Figure 6. Compared to the 24-year average at this time for the Corn Belt, this year’s Vegetation Condition Report for September 10 – 23 from K-State’s Ecology and Agriculture Spatial Analysis Laboratory shows that North Dakota and central Illinois have the biggest increases in photosynthetic activity. For both of these areas, delays in crop development are the major factors. In Illinois, for example, only 5 percent of the corn has been harvested compared to a 5-year average of 24 percent. In North Dakota, soybean harvest was at 3 percent, behind the average of 12 percent. Cloud contamination in the satellite imagery continues to be visible in central Missouri.

 

 

Figure 7. The Vegetation Condition Report for the U.S. for September 10 – 23 from K-State’s Ecology and Agriculture Spatial Analysis Laboratory shows that the highest NDVI values are from the central Appalachians to New England. A second area of high biomass production is also visible in the Pacific Northwest through northern Idaho. Some delays in hay harvest were reported in Idaho due to the rains.

 

Figure 8. The U.S. comparison to last year at this time for the period September 10 – 23 from K-State’s Ecology and Agriculture Spatial Analysis Laboratory shows that the Northern Plains continues to rebound from the extreme drought of last year. The cloud contamination in the satellite imagery in Missouri extends through Mississippi. 

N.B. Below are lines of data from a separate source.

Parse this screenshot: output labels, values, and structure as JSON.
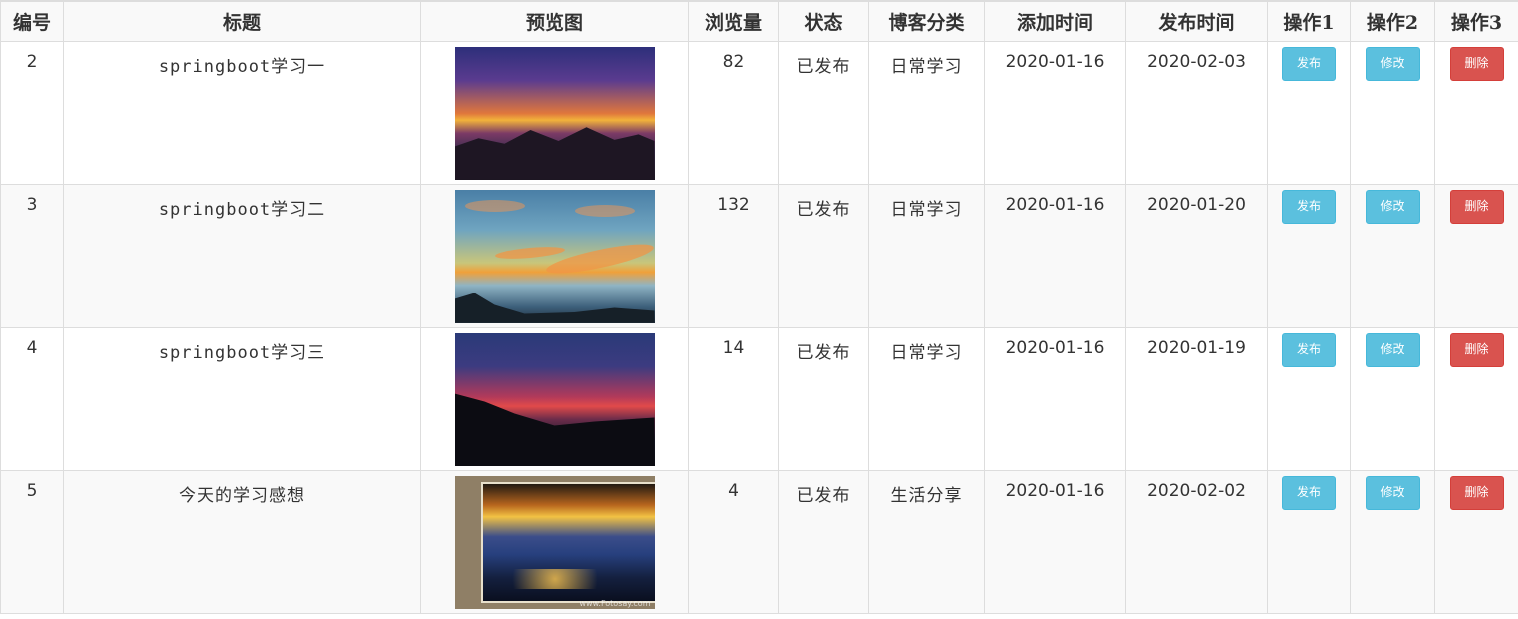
{
  "table": {
    "headers": {
      "id": "编号",
      "title": "标题",
      "preview": "预览图",
      "views": "浏览量",
      "status": "状态",
      "category": "博客分类",
      "added": "添加时间",
      "published": "发布时间",
      "op1": "操作1",
      "op2": "操作2",
      "op3": "操作3"
    },
    "rows": [
      {
        "id": "2",
        "title": "springboot学习一",
        "views": "82",
        "status": "已发布",
        "category": "日常学习",
        "added": "2020-01-16",
        "published": "2020-02-03",
        "publish_btn": "发布",
        "edit_btn": "修改",
        "delete_btn": "删除",
        "preview_icon": "sunset-image-1"
      },
      {
        "id": "3",
        "title": "springboot学习二",
        "views": "132",
        "status": "已发布",
        "category": "日常学习",
        "added": "2020-01-16",
        "published": "2020-01-20",
        "publish_btn": "发布",
        "edit_btn": "修改",
        "delete_btn": "删除",
        "preview_icon": "sunset-image-2"
      },
      {
        "id": "4",
        "title": "springboot学习三",
        "views": "14",
        "status": "已发布",
        "category": "日常学习",
        "added": "2020-01-16",
        "published": "2020-01-19",
        "publish_btn": "发布",
        "edit_btn": "修改",
        "delete_btn": "删除",
        "preview_icon": "sunset-image-3"
      },
      {
        "id": "5",
        "title": "今天的学习感想",
        "views": "4",
        "status": "已发布",
        "category": "生活分享",
        "added": "2020-01-16",
        "published": "2020-02-02",
        "publish_btn": "发布",
        "edit_btn": "修改",
        "delete_btn": "删除",
        "preview_icon": "sunset-image-4",
        "watermark": "www.Fotosay.com"
      }
    ]
  },
  "colors": {
    "info_button": "#5bc0de",
    "danger_button": "#d9534f",
    "border": "#dddddd",
    "stripe": "#f9f9f9"
  }
}
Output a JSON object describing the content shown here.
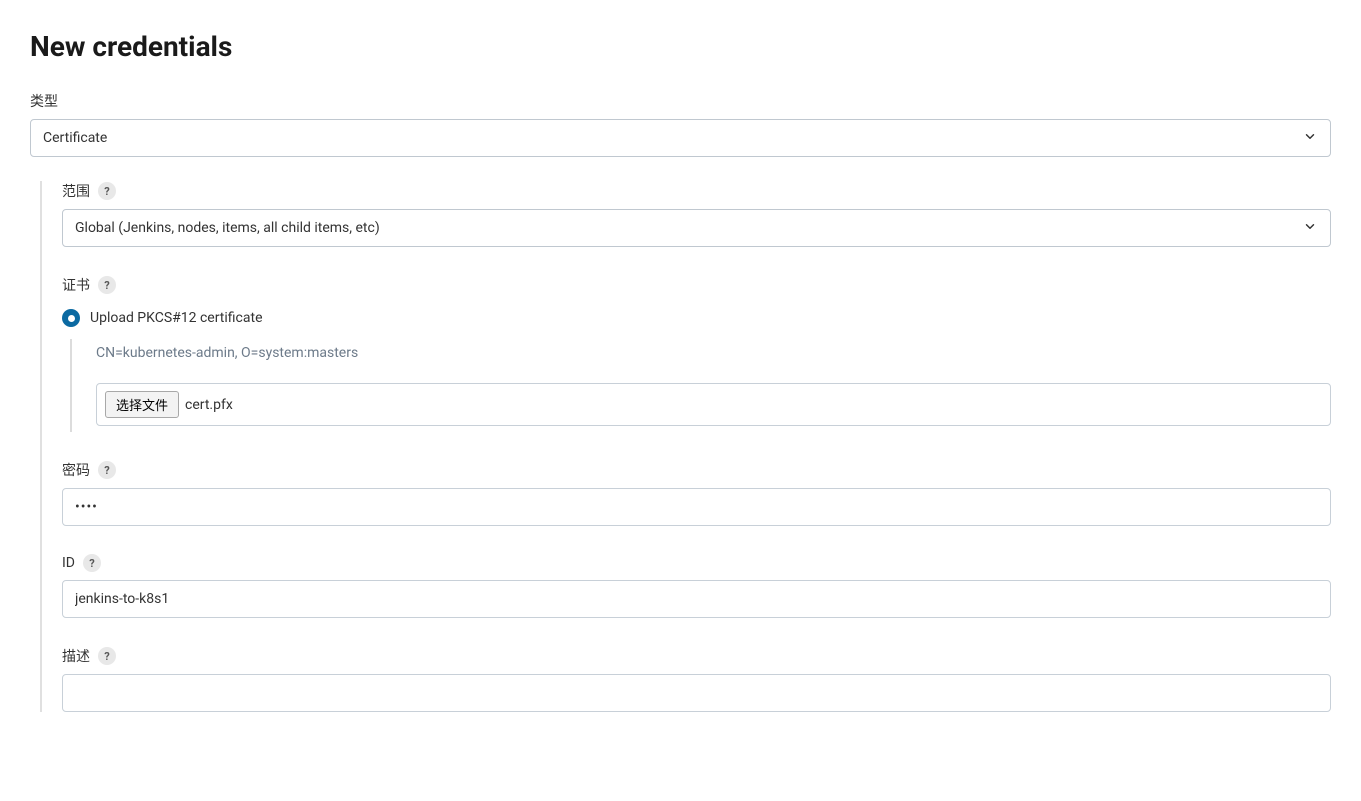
{
  "page": {
    "title": "New credentials"
  },
  "labels": {
    "type": "类型",
    "scope": "范围",
    "certificate": "证书",
    "password": "密码",
    "id": "ID",
    "description": "描述"
  },
  "type": {
    "value": "Certificate"
  },
  "scope": {
    "value": "Global (Jenkins, nodes, items, all child items, etc)"
  },
  "cert": {
    "radio_label": "Upload PKCS#12 certificate",
    "info": "CN=kubernetes-admin, O=system:masters",
    "file_button": "选择文件",
    "file_name": "cert.pfx"
  },
  "password": {
    "value": "••••"
  },
  "id": {
    "value": "jenkins-to-k8s1"
  },
  "description": {
    "value": ""
  },
  "help": {
    "symbol": "?"
  }
}
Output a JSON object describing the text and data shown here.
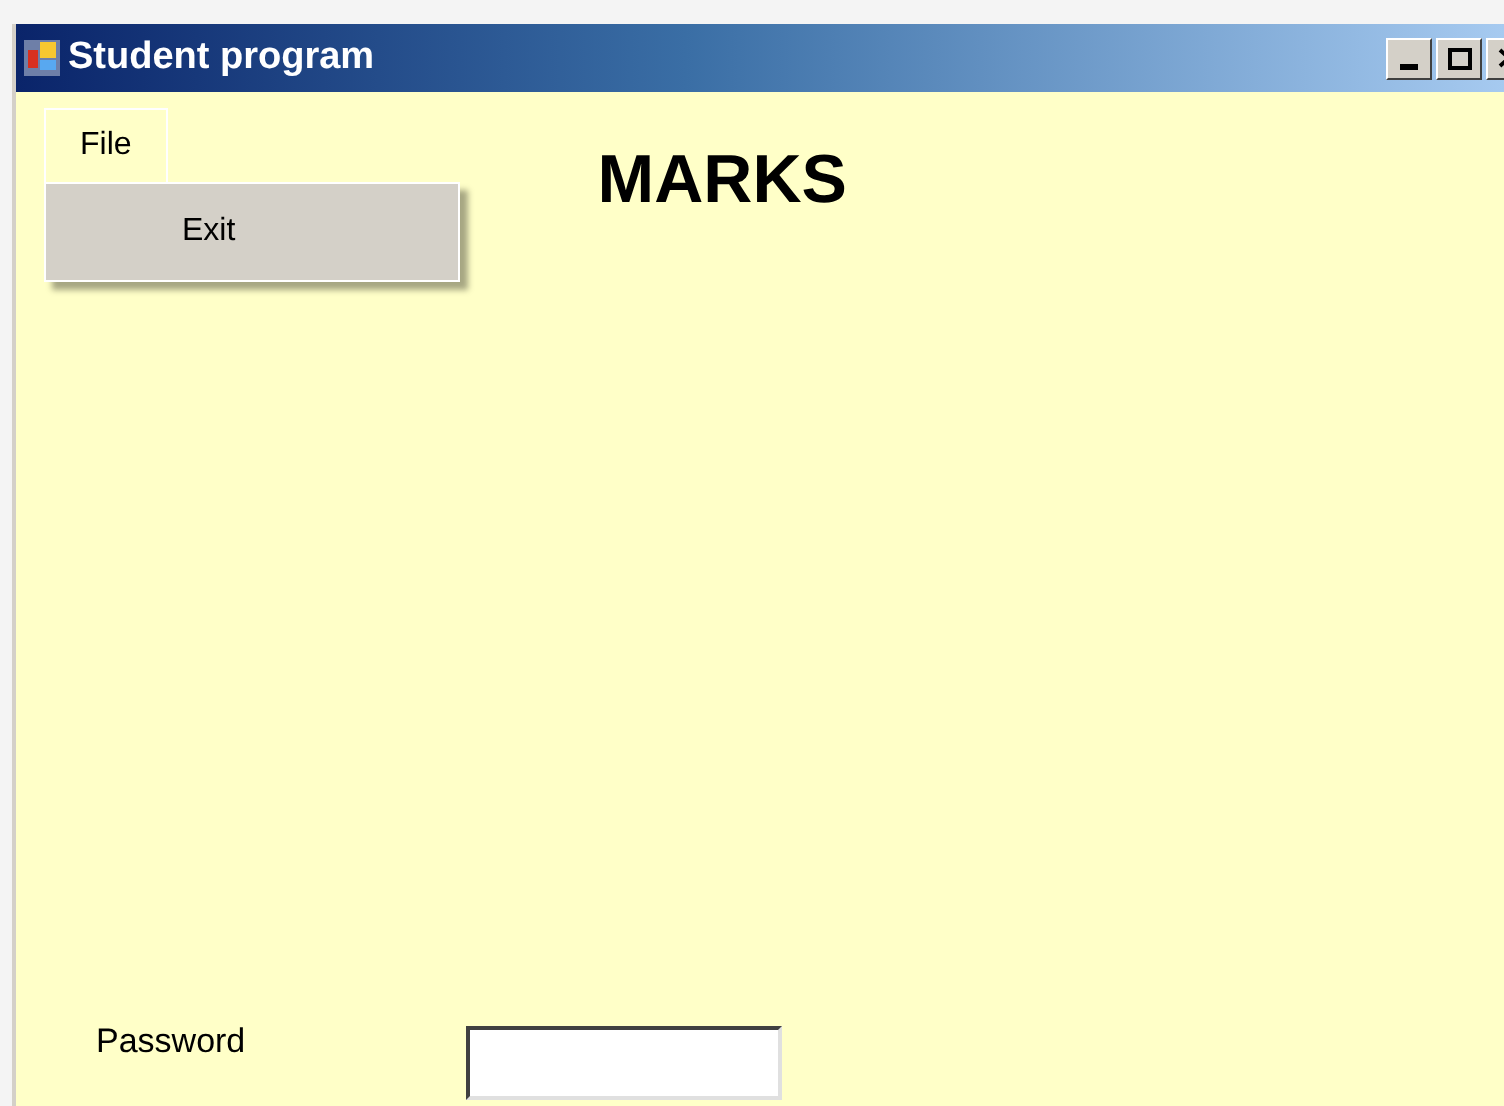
{
  "window": {
    "title": "Student program"
  },
  "menu": [
    {
      "label": "File",
      "expanded": true,
      "items": [
        {
          "label": "Exit"
        }
      ]
    }
  ],
  "heading": "MARKS",
  "password": {
    "label": "Password"
  }
}
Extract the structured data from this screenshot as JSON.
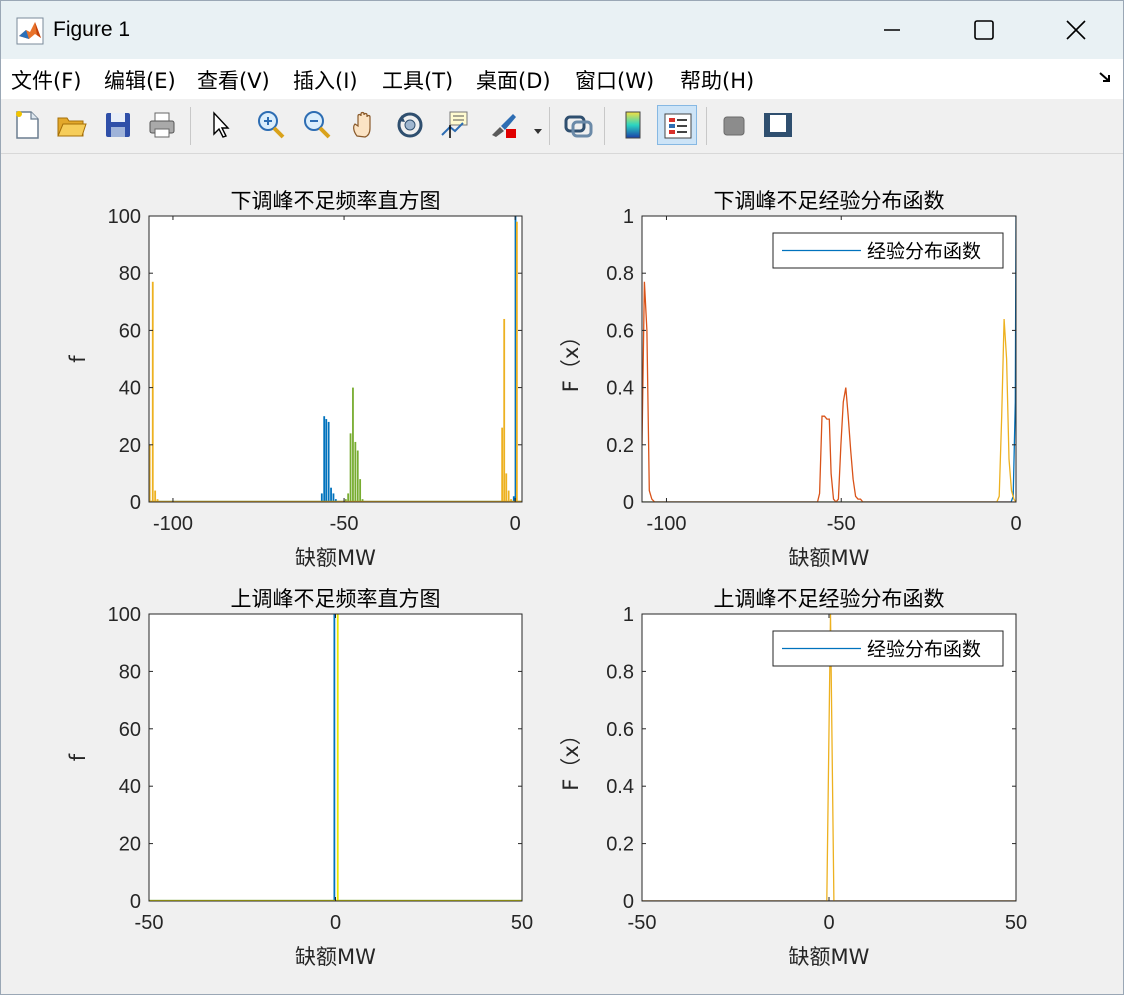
{
  "window": {
    "title": "Figure 1",
    "minimize_icon": "minimize-icon",
    "maximize_icon": "maximize-icon",
    "close_icon": "close-icon"
  },
  "menu": [
    {
      "label": "文件(F)"
    },
    {
      "label": "编辑(E)"
    },
    {
      "label": "查看(V)"
    },
    {
      "label": "插入(I)"
    },
    {
      "label": "工具(T)"
    },
    {
      "label": "桌面(D)"
    },
    {
      "label": "窗口(W)"
    },
    {
      "label": "帮助(H)"
    }
  ],
  "toolbar": [
    "new-figure-icon",
    "open-file-icon",
    "save-icon",
    "print-icon",
    "pointer-icon",
    "zoom-in-icon",
    "zoom-out-icon",
    "pan-icon",
    "rotate-3d-icon",
    "data-cursor-icon",
    "brush-icon",
    "link-plot-icon",
    "colorbar-icon",
    "legend-icon",
    "hide-plot-tools-icon",
    "show-plot-tools-icon"
  ],
  "colors": {
    "blue": "#0072BD",
    "orange": "#D95319",
    "yellow": "#EDB120",
    "green": "#77AC30",
    "bright_yellow": "#E8E600"
  },
  "chart_data": [
    {
      "type": "bar",
      "title": "下调峰不足频率直方图",
      "xlabel": "缺额MW",
      "ylabel": "f",
      "xlim": [
        -107,
        2
      ],
      "ylim": [
        0,
        100
      ],
      "xticks": [
        -100,
        -50,
        0
      ],
      "yticks": [
        0,
        20,
        40,
        60,
        80,
        100
      ],
      "series": [
        {
          "color": "blue",
          "x": [
            -56.5,
            -55.8,
            -55.2,
            -54.5,
            -53.8,
            -53.1,
            -52.4,
            -0.4,
            0.1
          ],
          "values": [
            3,
            30,
            29,
            28,
            5,
            3,
            1,
            2,
            100
          ]
        },
        {
          "color": "green",
          "x": [
            -49.5,
            -48.8,
            -48.1,
            -47.4,
            -46.7,
            -46.0,
            -45.3,
            -44.6
          ],
          "values": [
            1,
            3,
            24,
            40,
            21,
            18,
            8,
            1
          ]
        },
        {
          "color": "yellow",
          "x": [
            -106.8,
            -105.9,
            -105.2,
            -104.5,
            -3.8,
            -3.2,
            -2.6,
            -1.9,
            -1.2,
            0.5
          ],
          "values": [
            20,
            77,
            4,
            1,
            26,
            64,
            10,
            4,
            1,
            98
          ]
        }
      ]
    },
    {
      "type": "line",
      "title": "下调峰不足经验分布函数",
      "xlabel": "缺额MW",
      "ylabel": "F（x）",
      "xlim": [
        -107,
        0
      ],
      "ylim": [
        0,
        1
      ],
      "xticks": [
        -100,
        -50,
        0
      ],
      "yticks": [
        0,
        0.2,
        0.4,
        0.6,
        0.8,
        1
      ],
      "legend": {
        "entries": [
          "经验分布函数"
        ],
        "location": "top-right"
      },
      "series": [
        {
          "name": "经验分布函数",
          "color": "blue",
          "x": [
            -107,
            -1.4,
            -0.8,
            -0.2,
            0
          ],
          "y": [
            0,
            0,
            0.02,
            0.35,
            1
          ]
        },
        {
          "color": "orange",
          "x": [
            -107,
            -106.3,
            -105.6,
            -104.9,
            -104.2,
            -103.4,
            -102,
            -100,
            -56.8,
            -56.2,
            -55.5,
            -54.8,
            -54.1,
            -53.4,
            -52.9,
            -52.2,
            -51.5,
            -50.8,
            -50.1,
            -49.4,
            -48.7,
            -48,
            -47.3,
            -46.6,
            -45.9,
            -45.2,
            -44.5,
            -43.8,
            0
          ],
          "y": [
            0.2,
            0.77,
            0.6,
            0.04,
            0.01,
            0,
            0,
            0,
            0,
            0.03,
            0.3,
            0.3,
            0.29,
            0.29,
            0.1,
            0.01,
            0,
            0.01,
            0.2,
            0.35,
            0.4,
            0.3,
            0.18,
            0.08,
            0.02,
            0.01,
            0.01,
            0,
            0
          ]
        },
        {
          "color": "yellow",
          "x": [
            -107,
            -5.5,
            -4.8,
            -4.1,
            -3.4,
            -2.7,
            -2,
            -1.3,
            -0.6,
            0
          ],
          "y": [
            0,
            0,
            0.02,
            0.3,
            0.64,
            0.5,
            0.15,
            0.04,
            0.01,
            0
          ]
        }
      ]
    },
    {
      "type": "bar",
      "title": "上调峰不足频率直方图",
      "xlabel": "缺额MW",
      "ylabel": "f",
      "xlim": [
        -50,
        50
      ],
      "ylim": [
        0,
        100
      ],
      "xticks": [
        -50,
        0,
        50
      ],
      "yticks": [
        0,
        20,
        40,
        60,
        80,
        100
      ],
      "series": [
        {
          "color": "blue",
          "x": [
            -0.3
          ],
          "values": [
            100
          ]
        },
        {
          "color": "bright_yellow",
          "x": [
            0.6
          ],
          "values": [
            100
          ]
        }
      ]
    },
    {
      "type": "line",
      "title": "上调峰不足经验分布函数",
      "xlabel": "缺额MW",
      "ylabel": "F（x）",
      "xlim": [
        -50,
        50
      ],
      "ylim": [
        0,
        1
      ],
      "xticks": [
        -50,
        0,
        50
      ],
      "yticks": [
        0,
        0.2,
        0.4,
        0.6,
        0.8,
        1
      ],
      "legend": {
        "entries": [
          "经验分布函数"
        ],
        "location": "top-right"
      },
      "series": [
        {
          "name": "经验分布函数",
          "color": "blue",
          "x": [
            -50,
            50
          ],
          "y": [
            0,
            0
          ]
        },
        {
          "color": "orange",
          "x": [
            -50,
            50
          ],
          "y": [
            0,
            0
          ]
        },
        {
          "color": "yellow",
          "x": [
            -50,
            -0.6,
            0.4,
            1.3,
            50
          ],
          "y": [
            0,
            0,
            1,
            0,
            0
          ]
        }
      ]
    }
  ]
}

Figure 9. The U.S. comparison to the 24-year average for the period September 10 – 23 from K-State’s Ecology and Agriculture Spatial Analysis Laboratory shows that much of the continental U.S. has near-average biomass production. North Dakota and central Illinois are spots of above-average values, due to delays in crop progress. Northern Texas and parts of the western High Plains continue to lag in biomass production due to continued drought. Also low biomass values are visible in parts of the Gulf Coast where heavier rainfall has been noted.

Mary Knapp, Agronomy, Weather Data Library
mknapp@ksu.edu          

Kevin Price, Agronomy and Geography, Remote Sensing, Natural Resources, GIS
kpprice@ksu.edu

Nan An, Graduate Research Assistant, Ecology & Agriculture Spatial Analysis Laboratory (EASAL)
nanan@ksu.edu